TASK DESCRIPTION:
Pull every line of the entries that has the word "JSON".

· · · ·

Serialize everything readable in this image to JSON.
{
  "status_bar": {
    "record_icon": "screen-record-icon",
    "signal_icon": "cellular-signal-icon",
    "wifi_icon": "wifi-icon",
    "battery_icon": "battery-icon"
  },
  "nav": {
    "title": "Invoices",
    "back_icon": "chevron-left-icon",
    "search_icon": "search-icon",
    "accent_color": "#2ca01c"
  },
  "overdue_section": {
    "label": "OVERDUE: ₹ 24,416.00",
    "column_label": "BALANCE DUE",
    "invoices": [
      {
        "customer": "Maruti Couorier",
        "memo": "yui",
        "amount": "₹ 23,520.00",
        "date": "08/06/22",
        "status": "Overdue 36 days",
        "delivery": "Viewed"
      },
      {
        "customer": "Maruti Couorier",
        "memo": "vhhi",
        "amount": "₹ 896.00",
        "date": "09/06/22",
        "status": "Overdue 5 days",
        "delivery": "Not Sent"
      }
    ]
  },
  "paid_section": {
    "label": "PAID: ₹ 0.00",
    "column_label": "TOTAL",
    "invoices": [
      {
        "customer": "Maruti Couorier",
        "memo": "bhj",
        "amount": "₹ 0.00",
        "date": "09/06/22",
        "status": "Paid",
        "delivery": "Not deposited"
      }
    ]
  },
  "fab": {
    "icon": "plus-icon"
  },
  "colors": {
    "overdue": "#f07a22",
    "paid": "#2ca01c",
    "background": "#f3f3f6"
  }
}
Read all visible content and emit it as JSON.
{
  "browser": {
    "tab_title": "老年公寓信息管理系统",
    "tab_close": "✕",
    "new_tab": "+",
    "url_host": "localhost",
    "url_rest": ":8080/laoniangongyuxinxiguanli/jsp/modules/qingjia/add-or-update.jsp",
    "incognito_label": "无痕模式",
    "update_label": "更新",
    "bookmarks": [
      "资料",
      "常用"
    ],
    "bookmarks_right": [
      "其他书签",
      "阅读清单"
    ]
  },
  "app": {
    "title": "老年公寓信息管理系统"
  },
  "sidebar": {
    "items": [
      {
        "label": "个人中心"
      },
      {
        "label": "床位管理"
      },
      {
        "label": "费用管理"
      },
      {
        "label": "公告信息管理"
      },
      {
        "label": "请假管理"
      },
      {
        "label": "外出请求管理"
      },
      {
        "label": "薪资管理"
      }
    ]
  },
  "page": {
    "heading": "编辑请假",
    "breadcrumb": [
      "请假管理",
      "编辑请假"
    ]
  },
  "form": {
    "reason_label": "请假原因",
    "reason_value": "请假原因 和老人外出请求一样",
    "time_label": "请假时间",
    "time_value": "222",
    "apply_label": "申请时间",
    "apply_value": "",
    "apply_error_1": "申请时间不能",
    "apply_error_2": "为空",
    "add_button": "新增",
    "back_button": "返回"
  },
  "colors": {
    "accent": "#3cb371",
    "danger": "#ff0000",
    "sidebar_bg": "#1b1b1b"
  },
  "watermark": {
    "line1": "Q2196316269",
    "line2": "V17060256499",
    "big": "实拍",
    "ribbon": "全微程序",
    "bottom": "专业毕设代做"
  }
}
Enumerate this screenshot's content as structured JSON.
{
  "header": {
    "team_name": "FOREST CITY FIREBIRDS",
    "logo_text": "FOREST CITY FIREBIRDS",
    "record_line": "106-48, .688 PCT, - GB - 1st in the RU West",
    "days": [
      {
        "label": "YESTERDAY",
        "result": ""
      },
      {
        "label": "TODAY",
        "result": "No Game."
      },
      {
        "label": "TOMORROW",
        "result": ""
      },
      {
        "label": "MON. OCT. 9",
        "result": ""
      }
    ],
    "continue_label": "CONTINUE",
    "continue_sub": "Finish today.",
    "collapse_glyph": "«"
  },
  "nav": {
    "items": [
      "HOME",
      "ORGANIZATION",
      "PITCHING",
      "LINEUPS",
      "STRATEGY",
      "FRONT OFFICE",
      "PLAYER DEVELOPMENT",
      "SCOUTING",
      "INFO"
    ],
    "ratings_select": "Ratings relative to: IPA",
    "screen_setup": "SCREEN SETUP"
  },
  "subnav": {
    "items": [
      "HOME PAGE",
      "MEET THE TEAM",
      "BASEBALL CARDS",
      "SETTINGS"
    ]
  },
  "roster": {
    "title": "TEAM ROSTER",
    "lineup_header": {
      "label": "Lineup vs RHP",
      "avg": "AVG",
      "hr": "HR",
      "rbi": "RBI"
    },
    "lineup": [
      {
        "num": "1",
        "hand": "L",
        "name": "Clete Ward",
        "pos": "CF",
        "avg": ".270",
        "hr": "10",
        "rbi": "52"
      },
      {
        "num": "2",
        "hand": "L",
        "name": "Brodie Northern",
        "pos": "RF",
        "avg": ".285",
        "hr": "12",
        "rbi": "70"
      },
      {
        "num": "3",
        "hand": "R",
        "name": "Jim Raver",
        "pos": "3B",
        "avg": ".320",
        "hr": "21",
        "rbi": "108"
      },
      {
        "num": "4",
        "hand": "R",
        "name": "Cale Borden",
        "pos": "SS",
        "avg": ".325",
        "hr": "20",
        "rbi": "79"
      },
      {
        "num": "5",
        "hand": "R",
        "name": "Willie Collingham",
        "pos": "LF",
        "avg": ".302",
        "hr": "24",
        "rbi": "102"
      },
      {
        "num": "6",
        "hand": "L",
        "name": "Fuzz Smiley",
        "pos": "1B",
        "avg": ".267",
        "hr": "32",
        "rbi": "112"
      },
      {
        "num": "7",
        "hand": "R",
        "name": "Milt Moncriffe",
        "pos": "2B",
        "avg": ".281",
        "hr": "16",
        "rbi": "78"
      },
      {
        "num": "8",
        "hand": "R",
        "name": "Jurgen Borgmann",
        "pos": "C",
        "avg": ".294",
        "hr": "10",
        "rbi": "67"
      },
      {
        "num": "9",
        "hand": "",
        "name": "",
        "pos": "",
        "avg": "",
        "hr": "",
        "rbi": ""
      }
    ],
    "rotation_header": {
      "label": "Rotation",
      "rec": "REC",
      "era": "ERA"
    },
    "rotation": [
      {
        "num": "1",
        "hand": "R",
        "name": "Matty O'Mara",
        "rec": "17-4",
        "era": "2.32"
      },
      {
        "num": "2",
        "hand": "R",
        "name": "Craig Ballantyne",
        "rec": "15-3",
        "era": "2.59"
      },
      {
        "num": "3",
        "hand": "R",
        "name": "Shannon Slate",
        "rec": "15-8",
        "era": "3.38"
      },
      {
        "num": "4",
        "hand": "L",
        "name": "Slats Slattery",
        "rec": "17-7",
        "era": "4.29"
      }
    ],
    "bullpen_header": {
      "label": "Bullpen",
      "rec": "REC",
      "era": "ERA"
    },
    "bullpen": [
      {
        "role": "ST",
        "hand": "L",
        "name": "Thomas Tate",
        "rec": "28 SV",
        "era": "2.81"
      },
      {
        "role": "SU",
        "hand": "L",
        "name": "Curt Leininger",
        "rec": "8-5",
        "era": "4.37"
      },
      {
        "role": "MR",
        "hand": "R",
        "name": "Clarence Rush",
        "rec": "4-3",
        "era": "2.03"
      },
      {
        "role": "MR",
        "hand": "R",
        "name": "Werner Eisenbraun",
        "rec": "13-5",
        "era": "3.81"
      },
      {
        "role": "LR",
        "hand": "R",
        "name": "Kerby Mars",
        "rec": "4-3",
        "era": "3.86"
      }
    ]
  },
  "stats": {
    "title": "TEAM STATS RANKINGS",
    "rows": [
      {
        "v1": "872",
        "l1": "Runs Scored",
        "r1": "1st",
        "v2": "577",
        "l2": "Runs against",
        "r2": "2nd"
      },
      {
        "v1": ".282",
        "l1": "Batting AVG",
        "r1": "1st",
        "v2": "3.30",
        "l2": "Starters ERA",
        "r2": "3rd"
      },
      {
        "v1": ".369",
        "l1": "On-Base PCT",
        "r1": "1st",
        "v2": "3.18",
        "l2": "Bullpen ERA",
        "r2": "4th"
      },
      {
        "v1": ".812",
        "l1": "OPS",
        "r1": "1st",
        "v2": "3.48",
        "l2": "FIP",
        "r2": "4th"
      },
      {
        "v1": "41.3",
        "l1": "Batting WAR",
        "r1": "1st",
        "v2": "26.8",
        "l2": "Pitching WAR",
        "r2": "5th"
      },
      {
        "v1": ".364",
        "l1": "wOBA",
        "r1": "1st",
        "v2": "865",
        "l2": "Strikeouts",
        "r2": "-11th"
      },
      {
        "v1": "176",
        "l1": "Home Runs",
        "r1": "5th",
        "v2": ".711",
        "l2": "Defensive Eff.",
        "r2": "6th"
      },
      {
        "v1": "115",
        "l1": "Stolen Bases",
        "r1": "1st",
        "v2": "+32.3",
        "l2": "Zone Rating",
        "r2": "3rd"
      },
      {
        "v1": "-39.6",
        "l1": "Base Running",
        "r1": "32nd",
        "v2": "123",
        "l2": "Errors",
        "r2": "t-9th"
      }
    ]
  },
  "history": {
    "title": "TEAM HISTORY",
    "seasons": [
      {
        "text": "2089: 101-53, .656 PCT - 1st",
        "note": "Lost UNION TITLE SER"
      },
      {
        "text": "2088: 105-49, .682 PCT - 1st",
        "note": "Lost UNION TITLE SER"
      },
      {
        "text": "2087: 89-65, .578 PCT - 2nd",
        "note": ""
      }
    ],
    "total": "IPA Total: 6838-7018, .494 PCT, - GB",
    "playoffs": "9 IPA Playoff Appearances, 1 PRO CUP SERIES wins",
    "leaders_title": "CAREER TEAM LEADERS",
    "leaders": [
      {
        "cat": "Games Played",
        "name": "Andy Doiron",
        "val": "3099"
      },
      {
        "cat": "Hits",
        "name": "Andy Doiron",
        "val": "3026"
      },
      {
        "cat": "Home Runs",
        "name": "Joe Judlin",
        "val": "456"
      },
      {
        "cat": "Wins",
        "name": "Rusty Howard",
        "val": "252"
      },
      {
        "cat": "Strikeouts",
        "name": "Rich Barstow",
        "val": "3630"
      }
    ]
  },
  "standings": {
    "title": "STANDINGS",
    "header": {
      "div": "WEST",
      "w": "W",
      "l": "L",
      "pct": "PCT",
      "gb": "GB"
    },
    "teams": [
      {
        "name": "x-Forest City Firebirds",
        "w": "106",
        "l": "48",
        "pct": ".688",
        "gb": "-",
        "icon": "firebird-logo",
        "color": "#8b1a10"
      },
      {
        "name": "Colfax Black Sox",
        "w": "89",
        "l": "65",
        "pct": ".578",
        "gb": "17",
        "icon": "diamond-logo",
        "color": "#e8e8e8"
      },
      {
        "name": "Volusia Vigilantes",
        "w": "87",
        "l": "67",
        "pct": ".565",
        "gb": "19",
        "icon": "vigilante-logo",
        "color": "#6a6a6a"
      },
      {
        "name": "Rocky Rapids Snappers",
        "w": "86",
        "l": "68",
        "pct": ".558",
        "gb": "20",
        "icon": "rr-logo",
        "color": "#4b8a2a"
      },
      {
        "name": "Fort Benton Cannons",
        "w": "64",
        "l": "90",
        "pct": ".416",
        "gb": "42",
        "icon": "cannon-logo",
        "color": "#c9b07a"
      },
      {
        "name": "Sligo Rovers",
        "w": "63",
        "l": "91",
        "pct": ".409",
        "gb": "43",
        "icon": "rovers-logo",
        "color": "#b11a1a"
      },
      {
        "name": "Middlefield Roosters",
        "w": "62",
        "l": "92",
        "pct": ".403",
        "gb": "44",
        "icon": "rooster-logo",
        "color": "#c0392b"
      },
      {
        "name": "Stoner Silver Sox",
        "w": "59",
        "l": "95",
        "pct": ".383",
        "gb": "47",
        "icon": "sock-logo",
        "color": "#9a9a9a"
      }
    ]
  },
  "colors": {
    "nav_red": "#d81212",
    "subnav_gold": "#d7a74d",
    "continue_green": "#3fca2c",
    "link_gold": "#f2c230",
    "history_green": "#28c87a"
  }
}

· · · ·

ANSWER AREA:
Serialize everything readable in this image to JSON.
Read all visible content and emit it as JSON.
Enumerate this screenshot's content as structured JSON.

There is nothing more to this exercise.